Battery life with the Garmin eTrex Vista is suspect. During warm weather (above 70 degrees Fahrenheit) you can expect the batteries to last all day, and then some. But, if the temperature drops below 50 degrees, expect to replace the batteries every 4 hours or so. The eTrex Vista has a battery life icon on the main menu page. I always watched that closely (after the first couple of hours) during cold weather to see if it was time to retrieve warm batteries from my pocket.
Over all, I have to say the Garmin eTrex Vista served me well. It performed perfectly on every climb I made to the summit of a Colorado 14er and on many hikes through open or lightly forested terrain. It was only after I moved to Montana and began hiking and climbing in and through deep forested canyons that I discovered its limitations.

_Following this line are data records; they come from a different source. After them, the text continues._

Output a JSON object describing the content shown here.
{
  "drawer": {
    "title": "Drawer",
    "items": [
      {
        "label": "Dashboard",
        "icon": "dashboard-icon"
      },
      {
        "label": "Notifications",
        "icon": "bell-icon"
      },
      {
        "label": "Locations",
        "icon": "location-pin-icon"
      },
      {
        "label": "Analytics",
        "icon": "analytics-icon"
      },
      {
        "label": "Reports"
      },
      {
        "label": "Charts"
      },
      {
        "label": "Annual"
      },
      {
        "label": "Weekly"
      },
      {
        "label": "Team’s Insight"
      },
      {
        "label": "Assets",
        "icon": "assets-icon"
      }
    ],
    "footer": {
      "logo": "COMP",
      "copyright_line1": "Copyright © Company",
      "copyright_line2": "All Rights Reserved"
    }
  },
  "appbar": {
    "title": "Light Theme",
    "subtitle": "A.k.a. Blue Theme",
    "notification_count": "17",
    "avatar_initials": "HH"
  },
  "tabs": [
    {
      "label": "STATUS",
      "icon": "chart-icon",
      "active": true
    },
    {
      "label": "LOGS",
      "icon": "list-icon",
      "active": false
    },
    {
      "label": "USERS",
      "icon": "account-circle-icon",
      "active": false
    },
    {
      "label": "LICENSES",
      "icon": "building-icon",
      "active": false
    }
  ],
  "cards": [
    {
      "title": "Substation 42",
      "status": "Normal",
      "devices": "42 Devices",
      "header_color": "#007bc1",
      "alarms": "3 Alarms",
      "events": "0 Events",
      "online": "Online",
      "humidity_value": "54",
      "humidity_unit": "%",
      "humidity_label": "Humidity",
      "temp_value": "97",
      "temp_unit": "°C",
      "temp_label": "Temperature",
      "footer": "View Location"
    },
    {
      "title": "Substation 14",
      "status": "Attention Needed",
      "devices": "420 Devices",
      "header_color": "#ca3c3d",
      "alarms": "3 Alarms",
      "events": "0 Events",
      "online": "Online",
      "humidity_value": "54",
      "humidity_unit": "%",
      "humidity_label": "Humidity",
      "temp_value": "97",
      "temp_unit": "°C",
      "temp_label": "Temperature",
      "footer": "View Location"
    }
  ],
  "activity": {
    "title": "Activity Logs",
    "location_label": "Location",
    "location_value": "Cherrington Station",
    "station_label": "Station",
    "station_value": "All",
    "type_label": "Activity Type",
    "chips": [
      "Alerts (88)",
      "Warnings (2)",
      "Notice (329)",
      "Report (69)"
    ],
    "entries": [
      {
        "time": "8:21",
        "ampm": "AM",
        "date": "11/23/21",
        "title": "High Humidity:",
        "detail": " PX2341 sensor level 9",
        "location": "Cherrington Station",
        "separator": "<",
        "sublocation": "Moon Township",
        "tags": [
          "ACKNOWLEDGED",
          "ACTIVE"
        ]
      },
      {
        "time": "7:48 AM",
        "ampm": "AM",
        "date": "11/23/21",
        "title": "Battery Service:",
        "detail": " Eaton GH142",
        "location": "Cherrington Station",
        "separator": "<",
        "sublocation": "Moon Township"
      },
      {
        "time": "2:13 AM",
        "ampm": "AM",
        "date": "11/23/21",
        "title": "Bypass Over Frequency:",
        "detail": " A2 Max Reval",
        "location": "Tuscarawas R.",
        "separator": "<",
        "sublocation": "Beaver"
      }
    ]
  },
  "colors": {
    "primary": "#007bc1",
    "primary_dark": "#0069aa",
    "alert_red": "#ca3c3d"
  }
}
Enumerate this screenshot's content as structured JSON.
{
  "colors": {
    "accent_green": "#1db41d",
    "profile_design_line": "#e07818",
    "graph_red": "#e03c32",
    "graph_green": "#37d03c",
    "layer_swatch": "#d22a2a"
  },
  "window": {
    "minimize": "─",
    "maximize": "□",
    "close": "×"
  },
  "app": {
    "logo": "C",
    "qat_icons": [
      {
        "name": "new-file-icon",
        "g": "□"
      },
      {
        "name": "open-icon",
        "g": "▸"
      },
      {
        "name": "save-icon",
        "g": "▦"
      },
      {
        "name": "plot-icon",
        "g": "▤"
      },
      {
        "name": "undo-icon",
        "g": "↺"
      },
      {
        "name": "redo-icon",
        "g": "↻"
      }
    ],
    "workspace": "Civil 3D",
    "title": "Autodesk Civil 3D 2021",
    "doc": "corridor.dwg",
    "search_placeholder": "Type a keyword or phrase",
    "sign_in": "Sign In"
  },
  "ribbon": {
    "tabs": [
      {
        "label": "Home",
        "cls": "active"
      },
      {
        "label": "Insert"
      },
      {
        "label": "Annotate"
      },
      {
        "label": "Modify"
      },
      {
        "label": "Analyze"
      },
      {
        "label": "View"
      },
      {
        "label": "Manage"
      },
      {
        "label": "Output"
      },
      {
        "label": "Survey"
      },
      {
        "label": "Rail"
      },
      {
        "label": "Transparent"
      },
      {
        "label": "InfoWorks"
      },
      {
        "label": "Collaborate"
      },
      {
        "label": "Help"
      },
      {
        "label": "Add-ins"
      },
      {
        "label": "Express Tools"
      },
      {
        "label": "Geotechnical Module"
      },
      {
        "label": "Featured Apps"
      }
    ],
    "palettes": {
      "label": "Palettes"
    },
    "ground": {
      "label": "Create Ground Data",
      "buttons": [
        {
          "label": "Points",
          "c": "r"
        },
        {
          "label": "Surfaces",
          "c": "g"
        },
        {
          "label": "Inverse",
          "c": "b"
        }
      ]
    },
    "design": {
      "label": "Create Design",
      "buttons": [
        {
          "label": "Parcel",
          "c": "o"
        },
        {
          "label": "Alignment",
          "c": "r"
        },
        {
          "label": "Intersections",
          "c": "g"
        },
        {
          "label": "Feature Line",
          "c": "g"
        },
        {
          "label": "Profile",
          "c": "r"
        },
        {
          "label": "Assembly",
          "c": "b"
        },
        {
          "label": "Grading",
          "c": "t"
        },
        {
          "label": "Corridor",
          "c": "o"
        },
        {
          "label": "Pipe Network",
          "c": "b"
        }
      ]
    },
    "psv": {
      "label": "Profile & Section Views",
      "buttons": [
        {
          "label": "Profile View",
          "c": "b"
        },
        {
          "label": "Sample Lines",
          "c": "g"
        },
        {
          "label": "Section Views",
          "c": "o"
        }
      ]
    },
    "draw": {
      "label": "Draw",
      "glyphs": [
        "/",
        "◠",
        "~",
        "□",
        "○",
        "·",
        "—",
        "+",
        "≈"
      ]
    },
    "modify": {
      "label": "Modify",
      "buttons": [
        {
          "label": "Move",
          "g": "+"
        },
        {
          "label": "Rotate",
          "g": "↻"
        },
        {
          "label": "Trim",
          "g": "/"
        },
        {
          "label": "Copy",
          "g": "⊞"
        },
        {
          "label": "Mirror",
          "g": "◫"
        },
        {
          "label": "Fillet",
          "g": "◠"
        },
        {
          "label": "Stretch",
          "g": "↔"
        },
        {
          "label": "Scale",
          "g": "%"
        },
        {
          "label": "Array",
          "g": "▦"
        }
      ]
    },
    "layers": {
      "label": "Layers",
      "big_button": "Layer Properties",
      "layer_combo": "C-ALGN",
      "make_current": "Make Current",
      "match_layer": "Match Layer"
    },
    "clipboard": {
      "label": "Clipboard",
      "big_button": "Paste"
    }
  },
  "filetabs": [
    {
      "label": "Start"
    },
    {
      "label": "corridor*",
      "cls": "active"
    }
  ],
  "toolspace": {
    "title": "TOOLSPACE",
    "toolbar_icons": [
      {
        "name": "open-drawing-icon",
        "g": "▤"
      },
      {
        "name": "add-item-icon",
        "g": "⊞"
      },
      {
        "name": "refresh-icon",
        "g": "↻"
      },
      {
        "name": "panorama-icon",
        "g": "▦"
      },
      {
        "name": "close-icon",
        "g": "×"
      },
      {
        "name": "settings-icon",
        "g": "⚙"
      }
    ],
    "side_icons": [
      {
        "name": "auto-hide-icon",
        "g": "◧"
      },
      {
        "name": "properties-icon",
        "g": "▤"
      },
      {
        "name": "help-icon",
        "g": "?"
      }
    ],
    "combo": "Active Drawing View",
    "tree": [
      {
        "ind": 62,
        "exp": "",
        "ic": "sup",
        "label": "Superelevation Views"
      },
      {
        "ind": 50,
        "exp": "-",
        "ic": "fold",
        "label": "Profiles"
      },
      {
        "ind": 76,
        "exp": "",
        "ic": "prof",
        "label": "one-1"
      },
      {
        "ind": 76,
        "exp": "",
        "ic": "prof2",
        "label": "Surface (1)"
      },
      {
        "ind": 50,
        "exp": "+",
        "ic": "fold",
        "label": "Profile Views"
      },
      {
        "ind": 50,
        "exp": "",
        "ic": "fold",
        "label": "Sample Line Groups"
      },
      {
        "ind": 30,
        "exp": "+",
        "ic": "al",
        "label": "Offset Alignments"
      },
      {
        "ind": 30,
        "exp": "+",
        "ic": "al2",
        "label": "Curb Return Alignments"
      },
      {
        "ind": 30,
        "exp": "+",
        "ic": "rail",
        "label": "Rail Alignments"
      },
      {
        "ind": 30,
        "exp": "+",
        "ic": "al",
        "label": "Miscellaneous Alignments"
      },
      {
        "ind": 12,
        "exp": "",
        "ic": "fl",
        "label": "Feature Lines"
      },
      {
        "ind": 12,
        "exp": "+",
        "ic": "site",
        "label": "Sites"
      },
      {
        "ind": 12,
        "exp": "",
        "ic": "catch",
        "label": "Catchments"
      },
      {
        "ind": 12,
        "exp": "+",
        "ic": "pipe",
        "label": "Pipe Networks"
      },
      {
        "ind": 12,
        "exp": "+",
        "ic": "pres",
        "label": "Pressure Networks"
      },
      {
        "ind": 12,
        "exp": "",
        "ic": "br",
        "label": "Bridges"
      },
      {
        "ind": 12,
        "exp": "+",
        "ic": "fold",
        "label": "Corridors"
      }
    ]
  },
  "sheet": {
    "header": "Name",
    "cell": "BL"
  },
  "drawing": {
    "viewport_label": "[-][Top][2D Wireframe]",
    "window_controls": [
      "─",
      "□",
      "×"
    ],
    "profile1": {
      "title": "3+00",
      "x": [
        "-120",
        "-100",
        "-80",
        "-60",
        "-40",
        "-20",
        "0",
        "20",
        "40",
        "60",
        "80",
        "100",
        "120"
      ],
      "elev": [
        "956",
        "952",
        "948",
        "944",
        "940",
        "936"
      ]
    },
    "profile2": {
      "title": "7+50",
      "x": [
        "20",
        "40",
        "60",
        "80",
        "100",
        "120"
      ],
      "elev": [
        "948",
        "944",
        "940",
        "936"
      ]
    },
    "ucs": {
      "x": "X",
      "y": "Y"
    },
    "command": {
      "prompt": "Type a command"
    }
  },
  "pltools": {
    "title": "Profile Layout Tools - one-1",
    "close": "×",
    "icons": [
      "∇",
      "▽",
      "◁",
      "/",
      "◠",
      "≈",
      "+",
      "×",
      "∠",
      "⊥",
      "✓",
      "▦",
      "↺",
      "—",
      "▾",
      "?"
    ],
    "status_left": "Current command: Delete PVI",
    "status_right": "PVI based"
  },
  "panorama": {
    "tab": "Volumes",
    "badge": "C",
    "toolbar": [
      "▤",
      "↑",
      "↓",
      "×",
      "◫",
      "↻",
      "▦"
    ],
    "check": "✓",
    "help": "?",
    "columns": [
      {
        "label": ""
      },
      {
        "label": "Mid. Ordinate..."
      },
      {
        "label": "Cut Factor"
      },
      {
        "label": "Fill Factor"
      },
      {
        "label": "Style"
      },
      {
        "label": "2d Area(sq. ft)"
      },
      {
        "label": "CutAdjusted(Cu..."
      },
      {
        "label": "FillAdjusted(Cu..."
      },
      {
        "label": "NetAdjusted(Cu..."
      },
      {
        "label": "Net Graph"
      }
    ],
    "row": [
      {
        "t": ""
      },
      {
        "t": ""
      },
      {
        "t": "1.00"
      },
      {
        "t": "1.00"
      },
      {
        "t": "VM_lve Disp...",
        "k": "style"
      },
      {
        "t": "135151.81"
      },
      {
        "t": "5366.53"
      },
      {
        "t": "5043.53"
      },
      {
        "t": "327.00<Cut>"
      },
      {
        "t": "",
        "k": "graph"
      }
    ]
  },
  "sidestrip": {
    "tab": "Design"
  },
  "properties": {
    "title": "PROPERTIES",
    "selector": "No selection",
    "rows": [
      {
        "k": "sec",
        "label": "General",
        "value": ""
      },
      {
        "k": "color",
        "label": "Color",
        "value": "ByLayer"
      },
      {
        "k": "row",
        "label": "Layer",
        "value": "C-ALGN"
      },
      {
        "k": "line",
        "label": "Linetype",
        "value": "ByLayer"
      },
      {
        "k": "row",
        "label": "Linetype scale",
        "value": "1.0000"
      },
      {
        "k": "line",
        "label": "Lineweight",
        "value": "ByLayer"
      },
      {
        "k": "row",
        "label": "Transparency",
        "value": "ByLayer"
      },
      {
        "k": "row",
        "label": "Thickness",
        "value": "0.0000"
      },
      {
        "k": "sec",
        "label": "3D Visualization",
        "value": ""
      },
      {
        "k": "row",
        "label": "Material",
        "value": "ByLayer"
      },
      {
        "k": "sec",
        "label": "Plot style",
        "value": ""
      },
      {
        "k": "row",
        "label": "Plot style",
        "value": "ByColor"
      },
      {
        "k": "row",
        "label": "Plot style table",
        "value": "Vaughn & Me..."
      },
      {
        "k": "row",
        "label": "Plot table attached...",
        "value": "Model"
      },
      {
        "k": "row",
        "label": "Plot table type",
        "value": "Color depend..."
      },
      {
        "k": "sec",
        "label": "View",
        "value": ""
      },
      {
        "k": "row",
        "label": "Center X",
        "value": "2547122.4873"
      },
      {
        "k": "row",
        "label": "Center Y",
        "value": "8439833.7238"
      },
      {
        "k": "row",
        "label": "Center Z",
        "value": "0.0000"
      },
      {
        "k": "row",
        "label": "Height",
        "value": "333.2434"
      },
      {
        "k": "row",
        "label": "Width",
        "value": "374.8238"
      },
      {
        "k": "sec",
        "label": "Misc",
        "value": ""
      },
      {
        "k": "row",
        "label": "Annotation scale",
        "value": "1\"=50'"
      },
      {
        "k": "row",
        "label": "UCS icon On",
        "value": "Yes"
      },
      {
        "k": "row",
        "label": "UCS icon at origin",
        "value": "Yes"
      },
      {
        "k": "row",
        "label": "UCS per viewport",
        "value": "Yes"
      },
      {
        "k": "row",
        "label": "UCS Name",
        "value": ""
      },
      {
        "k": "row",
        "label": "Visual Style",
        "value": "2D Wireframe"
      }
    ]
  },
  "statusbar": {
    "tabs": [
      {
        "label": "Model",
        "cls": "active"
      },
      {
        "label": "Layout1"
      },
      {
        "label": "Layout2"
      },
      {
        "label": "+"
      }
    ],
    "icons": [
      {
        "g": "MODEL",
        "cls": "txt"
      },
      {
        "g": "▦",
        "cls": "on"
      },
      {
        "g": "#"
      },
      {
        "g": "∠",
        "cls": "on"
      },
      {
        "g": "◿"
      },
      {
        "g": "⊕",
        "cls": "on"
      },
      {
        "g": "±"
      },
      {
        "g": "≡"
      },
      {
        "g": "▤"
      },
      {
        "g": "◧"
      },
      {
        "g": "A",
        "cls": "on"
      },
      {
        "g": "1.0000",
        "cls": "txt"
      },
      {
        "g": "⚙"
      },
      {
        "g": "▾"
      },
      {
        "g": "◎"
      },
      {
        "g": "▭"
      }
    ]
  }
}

Though the suggested list price for a new Garmin eTrex Vista is $214, a used unit can generally be purchased on eBay for between $90 and $125, which is what I suggest if you decide this is the GPS for you.
If you're new to hiking and don't want to sink several hundred dollars into a state-of-the-art GPS, the Vista was meant for you! The unit has plenty of storage and a fairly intuitive user interface. When WAAS is disabled and the unit is in power saver mode, battery life is more than enough for a full day's hike, even on rechargeables. Accuracy is passable, and the barometric altimeter is a nice touch if you need the extra motivation of chasing altitudes on your way up!
Massive downside -- the antenna strength is poor. Be comfortable using a map and compass to navigate when in medium to heavy cover, as the Vista seems to lose signal very easily.